What you return must match the records exactly.

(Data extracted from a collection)
Segment Open
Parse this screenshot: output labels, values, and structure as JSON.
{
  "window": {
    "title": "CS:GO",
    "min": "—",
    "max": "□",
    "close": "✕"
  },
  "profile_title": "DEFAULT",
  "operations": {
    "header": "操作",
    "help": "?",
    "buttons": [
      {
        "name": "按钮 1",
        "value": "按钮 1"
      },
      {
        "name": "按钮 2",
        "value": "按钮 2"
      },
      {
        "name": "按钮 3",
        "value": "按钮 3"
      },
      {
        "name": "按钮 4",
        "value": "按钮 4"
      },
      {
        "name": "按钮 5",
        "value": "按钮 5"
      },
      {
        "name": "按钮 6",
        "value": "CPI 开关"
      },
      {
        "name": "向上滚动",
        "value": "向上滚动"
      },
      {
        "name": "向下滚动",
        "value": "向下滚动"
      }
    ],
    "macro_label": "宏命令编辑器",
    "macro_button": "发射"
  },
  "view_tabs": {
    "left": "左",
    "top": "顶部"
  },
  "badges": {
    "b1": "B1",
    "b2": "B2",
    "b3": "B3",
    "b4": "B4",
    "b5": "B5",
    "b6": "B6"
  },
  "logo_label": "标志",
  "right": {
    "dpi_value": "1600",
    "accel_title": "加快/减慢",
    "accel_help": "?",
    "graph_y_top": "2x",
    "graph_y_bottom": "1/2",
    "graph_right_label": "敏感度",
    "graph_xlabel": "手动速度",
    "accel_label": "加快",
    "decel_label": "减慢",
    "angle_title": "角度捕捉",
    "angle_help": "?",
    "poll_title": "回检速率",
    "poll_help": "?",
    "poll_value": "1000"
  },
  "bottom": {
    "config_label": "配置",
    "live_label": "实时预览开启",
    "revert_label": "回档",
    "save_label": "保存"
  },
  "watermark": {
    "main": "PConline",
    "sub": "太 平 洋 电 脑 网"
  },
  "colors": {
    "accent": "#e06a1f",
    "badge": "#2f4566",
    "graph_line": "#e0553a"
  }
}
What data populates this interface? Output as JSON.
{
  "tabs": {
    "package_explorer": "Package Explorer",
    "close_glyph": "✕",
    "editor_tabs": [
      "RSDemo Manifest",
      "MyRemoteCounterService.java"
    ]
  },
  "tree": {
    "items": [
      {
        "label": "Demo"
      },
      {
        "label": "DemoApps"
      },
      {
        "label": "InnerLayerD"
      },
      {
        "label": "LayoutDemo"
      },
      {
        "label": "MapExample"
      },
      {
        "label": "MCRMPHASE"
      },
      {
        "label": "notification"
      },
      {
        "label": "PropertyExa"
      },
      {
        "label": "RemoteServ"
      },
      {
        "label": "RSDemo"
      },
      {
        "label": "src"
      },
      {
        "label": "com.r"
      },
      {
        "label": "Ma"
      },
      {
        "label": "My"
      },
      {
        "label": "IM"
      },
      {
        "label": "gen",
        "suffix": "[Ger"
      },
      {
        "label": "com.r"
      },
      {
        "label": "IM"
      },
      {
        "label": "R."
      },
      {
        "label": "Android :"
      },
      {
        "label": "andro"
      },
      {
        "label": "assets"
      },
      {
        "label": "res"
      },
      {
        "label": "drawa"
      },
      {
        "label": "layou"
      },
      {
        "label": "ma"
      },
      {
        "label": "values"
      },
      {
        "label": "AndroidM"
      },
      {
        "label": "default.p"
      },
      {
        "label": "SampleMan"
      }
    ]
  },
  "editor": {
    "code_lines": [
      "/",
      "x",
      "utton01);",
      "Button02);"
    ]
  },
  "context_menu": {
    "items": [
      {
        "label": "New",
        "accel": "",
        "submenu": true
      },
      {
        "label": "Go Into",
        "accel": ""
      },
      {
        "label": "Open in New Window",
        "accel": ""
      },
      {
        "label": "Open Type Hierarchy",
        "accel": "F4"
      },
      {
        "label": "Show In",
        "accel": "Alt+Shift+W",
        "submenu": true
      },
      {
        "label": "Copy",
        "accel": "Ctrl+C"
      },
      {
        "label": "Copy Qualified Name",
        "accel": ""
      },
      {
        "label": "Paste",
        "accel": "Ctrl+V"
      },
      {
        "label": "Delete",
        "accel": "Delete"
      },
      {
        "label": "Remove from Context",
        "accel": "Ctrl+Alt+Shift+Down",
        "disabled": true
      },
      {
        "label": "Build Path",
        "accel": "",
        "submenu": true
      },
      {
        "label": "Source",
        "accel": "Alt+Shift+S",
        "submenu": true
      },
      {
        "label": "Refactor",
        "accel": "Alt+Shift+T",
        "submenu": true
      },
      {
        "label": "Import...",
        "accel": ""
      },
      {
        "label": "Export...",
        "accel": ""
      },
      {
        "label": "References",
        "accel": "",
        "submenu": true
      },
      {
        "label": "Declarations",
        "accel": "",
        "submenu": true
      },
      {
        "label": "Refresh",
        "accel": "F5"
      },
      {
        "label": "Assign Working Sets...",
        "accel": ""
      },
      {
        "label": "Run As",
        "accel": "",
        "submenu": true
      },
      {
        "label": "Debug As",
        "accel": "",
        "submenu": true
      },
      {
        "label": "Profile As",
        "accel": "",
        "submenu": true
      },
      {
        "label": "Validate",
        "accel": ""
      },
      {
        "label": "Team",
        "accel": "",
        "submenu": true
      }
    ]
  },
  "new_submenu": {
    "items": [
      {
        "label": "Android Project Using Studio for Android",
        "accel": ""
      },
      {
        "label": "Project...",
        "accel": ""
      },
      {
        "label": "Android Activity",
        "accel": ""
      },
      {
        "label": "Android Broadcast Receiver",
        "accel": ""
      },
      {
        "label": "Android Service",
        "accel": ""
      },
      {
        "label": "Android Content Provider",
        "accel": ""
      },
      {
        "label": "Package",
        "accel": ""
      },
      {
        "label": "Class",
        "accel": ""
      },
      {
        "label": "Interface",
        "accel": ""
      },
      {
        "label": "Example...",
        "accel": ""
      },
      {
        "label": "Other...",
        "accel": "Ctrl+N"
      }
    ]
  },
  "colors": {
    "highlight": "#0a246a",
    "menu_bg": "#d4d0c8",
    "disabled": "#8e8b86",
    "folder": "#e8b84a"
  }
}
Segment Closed
● Answer box
Parse this screenshot: output labels, values, and structure as JSON.
{
  "window": {
    "title": "CS:GO",
    "min": "—",
    "max": "□",
    "close": "✕"
  },
  "profile_title": "DEFAULT",
  "operations": {
    "header": "操作",
    "help": "?",
    "buttons": [
      {
        "name": "按钮 1",
        "value": "按钮 1"
      },
      {
        "name": "按钮 2",
        "value": "按钮 2"
      },
      {
        "name": "按钮 3",
        "value": "按钮 3"
      },
      {
        "name": "按钮 4",
        "value": "按钮 4"
      },
      {
        "name": "按钮 5",
        "value": "按钮 5"
      },
      {
        "name": "按钮 6",
        "value": "CPI 开关"
      },
      {
        "name": "向上滚动",
        "value": "向上滚动"
      },
      {
        "name": "向下滚动",
        "value": "向下滚动"
      }
    ],
    "macro_label": "宏命令编辑器",
    "macro_button": "发射"
  },
  "view_tabs": {
    "left": "左",
    "top": "顶部"
  },
  "badges": {
    "b1": "B1",
    "b2": "B2",
    "b3": "B3",
    "b4": "B4",
    "b5": "B5",
    "b6": "B6"
  },
  "logo_label": "标志",
  "right": {
    "dpi_value": "1600",
    "accel_title": "加快/减慢",
    "accel_help": "?",
    "graph_y_top": "2x",
    "graph_y_bottom": "1/2",
    "graph_right_label": "敏感度",
    "graph_xlabel": "手动速度",
    "accel_label": "加快",
    "decel_label": "减慢",
    "angle_title": "角度捕捉",
    "angle_help": "?",
    "poll_title": "回检速率",
    "poll_help": "?",
    "poll_value": "1000"
  },
  "bottom": {
    "config_label": "配置",
    "live_label": "实时预览开启",
    "revert_label": "回档",
    "save_label": "保存"
  },
  "watermark": {
    "main": "PConline",
    "sub": "太 平 洋 电 脑 网"
  },
  "colors": {
    "accent": "#e06a1f",
    "badge": "#2f4566",
    "graph_line": "#e0553a"
  }
}
What data populates this interface? Output as JSON.
{
  "tabs": {
    "package_explorer": "Package Explorer",
    "close_glyph": "✕",
    "editor_tabs": [
      "RSDemo Manifest",
      "MyRemoteCounterService.java"
    ]
  },
  "tree": {
    "items": [
      {
        "label": "Demo"
      },
      {
        "label": "DemoApps"
      },
      {
        "label": "InnerLayerD"
      },
      {
        "label": "LayoutDemo"
      },
      {
        "label": "MapExample"
      },
      {
        "label": "MCRMPHASE"
      },
      {
        "label": "notification"
      },
      {
        "label": "PropertyExa"
      },
      {
        "label": "RemoteServ"
      },
      {
        "label": "RSDemo"
      },
      {
        "label": "src"
      },
      {
        "label": "com.r"
      },
      {
        "label": "Ma"
      },
      {
        "label": "My"
      },
      {
        "label": "IM"
      },
      {
        "label": "gen",
        "suffix": "[Ger"
      },
      {
        "label": "com.r"
      },
      {
        "label": "IM"
      },
      {
        "label": "R."
      },
      {
        "label": "Android :"
      },
      {
        "label": "andro"
      },
      {
        "label": "assets"
      },
      {
        "label": "res"
      },
      {
        "label": "drawa"
      },
      {
        "label": "layou"
      },
      {
        "label": "ma"
      },
      {
        "label": "values"
      },
      {
        "label": "AndroidM"
      },
      {
        "label": "default.p"
      },
      {
        "label": "SampleMan"
      }
    ]
  },
  "editor": {
    "code_lines": [
      "/",
      "x",
      "utton01);",
      "Button02);"
    ]
  },
  "context_menu": {
    "items": [
      {
        "label": "New",
        "accel": "",
        "submenu": true
      },
      {
        "label": "Go Into",
        "accel": ""
      },
      {
        "label": "Open in New Window",
        "accel": ""
      },
      {
        "label": "Open Type Hierarchy",
        "accel": "F4"
      },
      {
        "label": "Show In",
        "accel": "Alt+Shift+W",
        "submenu": true
      },
      {
        "label": "Copy",
        "accel": "Ctrl+C"
      },
      {
        "label": "Copy Qualified Name",
        "accel": ""
      },
      {
        "label": "Paste",
        "accel": "Ctrl+V"
      },
      {
        "label": "Delete",
        "accel": "Delete"
      },
      {
        "label": "Remove from Context",
        "accel": "Ctrl+Alt+Shift+Down",
        "disabled": true
      },
      {
        "label": "Build Path",
        "accel": "",
        "submenu": true
      },
      {
        "label": "Source",
        "accel": "Alt+Shift+S",
        "submenu": true
      },
      {
        "label": "Refactor",
        "accel": "Alt+Shift+T",
        "submenu": true
      },
      {
        "label": "Import...",
        "accel": ""
      },
      {
        "label": "Export...",
        "accel": ""
      },
      {
        "label": "References",
        "accel": "",
        "submenu": true
      },
      {
        "label": "Declarations",
        "accel": "",
        "submenu": true
      },
      {
        "label": "Refresh",
        "accel": "F5"
      },
      {
        "label": "Assign Working Sets...",
        "accel": ""
      },
      {
        "label": "Run As",
        "accel": "",
        "submenu": true
      },
      {
        "label": "Debug As",
        "accel": "",
        "submenu": true
      },
      {
        "label": "Profile As",
        "accel": "",
        "submenu": true
      },
      {
        "label": "Validate",
        "accel": ""
      },
      {
        "label": "Team",
        "accel": "",
        "submenu": true
      }
    ]
  },
  "new_submenu": {
    "items": [
      {
        "label": "Android Project Using Studio for Android",
        "accel": ""
      },
      {
        "label": "Project...",
        "accel": ""
      },
      {
        "label": "Android Activity",
        "accel": ""
      },
      {
        "label": "Android Broadcast Receiver",
        "accel": ""
      },
      {
        "label": "Android Service",
        "accel": ""
      },
      {
        "label": "Android Content Provider",
        "accel": ""
      },
      {
        "label": "Package",
        "accel": ""
      },
      {
        "label": "Class",
        "accel": ""
      },
      {
        "label": "Interface",
        "accel": ""
      },
      {
        "label": "Example...",
        "accel": ""
      },
      {
        "label": "Other...",
        "accel": "Ctrl+N"
      }
    ]
  },
  "colors": {
    "highlight": "#0a246a",
    "menu_bg": "#d4d0c8",
    "disabled": "#8e8b86",
    "folder": "#e8b84a"
  }
}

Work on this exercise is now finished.